Sweden is held up as a socialist’s paradise, proof that big government can deliver big results. However, a new report argues that Sweden’s economic success occurred because social and cultural capital as well as its unique historical circumstances. Indeed, Sweden came out on top in spite of, rather than because of, the socialist policies.
Firstly, the foundations of Sweden’s later success were created between 1870-1936, before the ascendency of the Social Democratic party. The giants of Swedish industry, Volvo, Ikea, and Alfa Laval, all arose during this era of largely unregulated capitalism. Low taxes and pro-business attitudes reigned, and the results are manifest.
Secondly, the authors posit that Sweden’s continued success rests upon social and demographic factors outside the reach of government policy. As they put it, “The perceived advantage of Swedes over other countries rose before the rise of the welfare state”. The factors underlying Sweden’s success are the “Lutheran work ethic” and the “cohesion of a largely homogenous population with particular social values”.

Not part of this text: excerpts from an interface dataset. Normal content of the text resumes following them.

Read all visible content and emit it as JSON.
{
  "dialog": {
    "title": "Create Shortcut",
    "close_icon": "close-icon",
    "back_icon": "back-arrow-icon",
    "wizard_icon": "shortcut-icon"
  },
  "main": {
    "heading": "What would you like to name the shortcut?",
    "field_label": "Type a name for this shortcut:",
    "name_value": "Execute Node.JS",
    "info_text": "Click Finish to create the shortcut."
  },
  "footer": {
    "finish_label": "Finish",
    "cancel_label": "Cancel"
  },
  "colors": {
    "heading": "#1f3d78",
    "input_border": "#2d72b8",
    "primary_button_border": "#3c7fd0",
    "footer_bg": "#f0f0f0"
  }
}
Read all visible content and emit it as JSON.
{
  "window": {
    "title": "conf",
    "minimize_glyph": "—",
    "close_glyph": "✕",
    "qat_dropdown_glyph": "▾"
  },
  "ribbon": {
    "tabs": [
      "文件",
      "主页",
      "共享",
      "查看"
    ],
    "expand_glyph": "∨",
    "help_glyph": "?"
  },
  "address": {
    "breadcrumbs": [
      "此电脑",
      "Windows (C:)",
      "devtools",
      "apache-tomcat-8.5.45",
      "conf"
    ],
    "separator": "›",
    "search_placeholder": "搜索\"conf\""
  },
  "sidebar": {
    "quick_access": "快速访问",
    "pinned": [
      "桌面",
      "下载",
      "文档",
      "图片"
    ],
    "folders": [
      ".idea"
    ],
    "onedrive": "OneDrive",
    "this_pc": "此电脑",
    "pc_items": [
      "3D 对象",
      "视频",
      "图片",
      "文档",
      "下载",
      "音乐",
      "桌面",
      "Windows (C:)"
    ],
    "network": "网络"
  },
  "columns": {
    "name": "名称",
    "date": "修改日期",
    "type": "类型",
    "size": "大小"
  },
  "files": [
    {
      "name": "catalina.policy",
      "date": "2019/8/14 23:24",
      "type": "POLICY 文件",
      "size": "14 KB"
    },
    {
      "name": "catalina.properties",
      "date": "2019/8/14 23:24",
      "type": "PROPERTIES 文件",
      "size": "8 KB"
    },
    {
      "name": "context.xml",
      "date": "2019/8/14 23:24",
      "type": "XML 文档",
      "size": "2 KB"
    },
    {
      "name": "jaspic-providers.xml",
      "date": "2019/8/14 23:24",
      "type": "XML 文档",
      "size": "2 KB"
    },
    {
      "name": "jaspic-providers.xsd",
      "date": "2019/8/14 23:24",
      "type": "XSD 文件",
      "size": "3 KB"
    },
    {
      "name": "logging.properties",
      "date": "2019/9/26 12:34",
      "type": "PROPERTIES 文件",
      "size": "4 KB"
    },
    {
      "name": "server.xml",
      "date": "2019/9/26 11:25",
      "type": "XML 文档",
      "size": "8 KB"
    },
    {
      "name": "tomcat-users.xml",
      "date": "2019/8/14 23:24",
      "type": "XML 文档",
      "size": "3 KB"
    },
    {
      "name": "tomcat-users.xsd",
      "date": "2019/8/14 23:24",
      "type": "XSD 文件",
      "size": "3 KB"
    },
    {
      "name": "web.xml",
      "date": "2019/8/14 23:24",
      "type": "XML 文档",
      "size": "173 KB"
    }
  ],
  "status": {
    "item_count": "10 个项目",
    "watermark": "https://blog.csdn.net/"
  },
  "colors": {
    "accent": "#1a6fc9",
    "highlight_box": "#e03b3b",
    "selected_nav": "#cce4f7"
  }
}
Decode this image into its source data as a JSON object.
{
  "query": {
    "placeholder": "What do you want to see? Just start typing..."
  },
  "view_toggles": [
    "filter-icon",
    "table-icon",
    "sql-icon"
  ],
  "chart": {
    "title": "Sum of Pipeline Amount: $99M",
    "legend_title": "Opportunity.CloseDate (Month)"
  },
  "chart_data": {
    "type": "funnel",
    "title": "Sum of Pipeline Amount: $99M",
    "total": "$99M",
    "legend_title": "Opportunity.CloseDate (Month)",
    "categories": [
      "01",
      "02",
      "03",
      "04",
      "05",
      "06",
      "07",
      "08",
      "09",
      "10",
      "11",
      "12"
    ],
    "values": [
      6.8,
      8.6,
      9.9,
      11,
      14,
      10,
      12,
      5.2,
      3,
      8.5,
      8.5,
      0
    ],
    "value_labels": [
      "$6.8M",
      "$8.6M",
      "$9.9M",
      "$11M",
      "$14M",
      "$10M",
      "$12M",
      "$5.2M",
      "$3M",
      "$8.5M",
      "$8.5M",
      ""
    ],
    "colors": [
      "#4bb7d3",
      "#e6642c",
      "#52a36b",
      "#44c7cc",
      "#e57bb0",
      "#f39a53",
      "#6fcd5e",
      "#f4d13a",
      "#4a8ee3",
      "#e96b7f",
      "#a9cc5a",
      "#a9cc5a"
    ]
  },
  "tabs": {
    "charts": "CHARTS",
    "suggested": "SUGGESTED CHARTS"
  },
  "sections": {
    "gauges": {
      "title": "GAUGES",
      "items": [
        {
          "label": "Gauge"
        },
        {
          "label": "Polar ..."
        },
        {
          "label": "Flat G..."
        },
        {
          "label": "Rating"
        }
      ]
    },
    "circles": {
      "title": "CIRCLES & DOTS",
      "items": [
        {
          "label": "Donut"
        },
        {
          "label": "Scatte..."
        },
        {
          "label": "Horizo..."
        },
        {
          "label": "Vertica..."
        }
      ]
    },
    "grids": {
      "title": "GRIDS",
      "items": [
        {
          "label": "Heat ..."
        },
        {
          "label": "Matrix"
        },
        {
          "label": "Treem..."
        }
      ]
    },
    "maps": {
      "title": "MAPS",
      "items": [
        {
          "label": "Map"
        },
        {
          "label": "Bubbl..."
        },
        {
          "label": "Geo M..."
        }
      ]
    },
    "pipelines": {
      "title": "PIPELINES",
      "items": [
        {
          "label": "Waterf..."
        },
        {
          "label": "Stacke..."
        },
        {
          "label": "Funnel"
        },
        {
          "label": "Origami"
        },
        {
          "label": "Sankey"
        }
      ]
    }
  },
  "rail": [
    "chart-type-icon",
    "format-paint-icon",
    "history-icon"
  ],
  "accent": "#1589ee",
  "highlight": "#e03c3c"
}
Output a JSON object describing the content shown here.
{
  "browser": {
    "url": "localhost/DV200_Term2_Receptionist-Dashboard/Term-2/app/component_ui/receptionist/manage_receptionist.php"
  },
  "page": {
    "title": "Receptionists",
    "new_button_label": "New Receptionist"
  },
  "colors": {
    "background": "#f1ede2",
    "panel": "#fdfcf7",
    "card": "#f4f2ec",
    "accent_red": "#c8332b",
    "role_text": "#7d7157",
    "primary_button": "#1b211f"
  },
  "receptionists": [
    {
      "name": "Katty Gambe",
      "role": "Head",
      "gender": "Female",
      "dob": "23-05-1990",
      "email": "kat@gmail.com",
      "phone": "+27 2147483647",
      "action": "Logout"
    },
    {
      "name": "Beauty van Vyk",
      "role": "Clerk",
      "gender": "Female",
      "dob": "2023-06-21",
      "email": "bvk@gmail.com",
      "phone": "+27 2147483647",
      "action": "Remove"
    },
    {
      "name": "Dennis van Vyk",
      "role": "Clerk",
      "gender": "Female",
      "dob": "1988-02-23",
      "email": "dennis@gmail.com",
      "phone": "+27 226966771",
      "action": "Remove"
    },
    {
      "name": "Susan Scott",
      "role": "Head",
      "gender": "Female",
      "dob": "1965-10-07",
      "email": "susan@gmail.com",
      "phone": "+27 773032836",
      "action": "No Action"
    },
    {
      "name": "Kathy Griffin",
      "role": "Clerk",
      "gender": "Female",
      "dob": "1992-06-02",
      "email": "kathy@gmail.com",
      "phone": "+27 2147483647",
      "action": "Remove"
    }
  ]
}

To prove the second point, the authors attempt to show that Swedes living abroad have enjoyed just as much success as their counterparts that did not emigrate. One example is that the poverty rate for Swedes living in Sweden is identical to the poverty rate for Swedes living in America (6.7%, using the same threshold calculations. Furthermore, many government programs in Sweden, such as the enormous State-run healthcare apparatus, have not produced a demonstrable difference in the life expectancy of Swedes. For example, “In 1950, before the rise of the high0tax welfare state, Swedes lived 2.6 years longer than Americans. Today the difference is 2.7”. Enormously expensive socialized medicine has produced only a negligible difference in citizen’s health.
Since governments cannot force their citizens to adopt a Lutheran work ethic or create a largely homogenous population without engaging in large scale social engineering (inappropriate on one side of the scale, genocide on the other), what lessons can the struggling state learn from the Swedish model? Simply: that growth and wealth creation is best left to individual entrepreneurs, and the best action the government can take is to create a pro-business environment in which these individuals have the highest chance of success.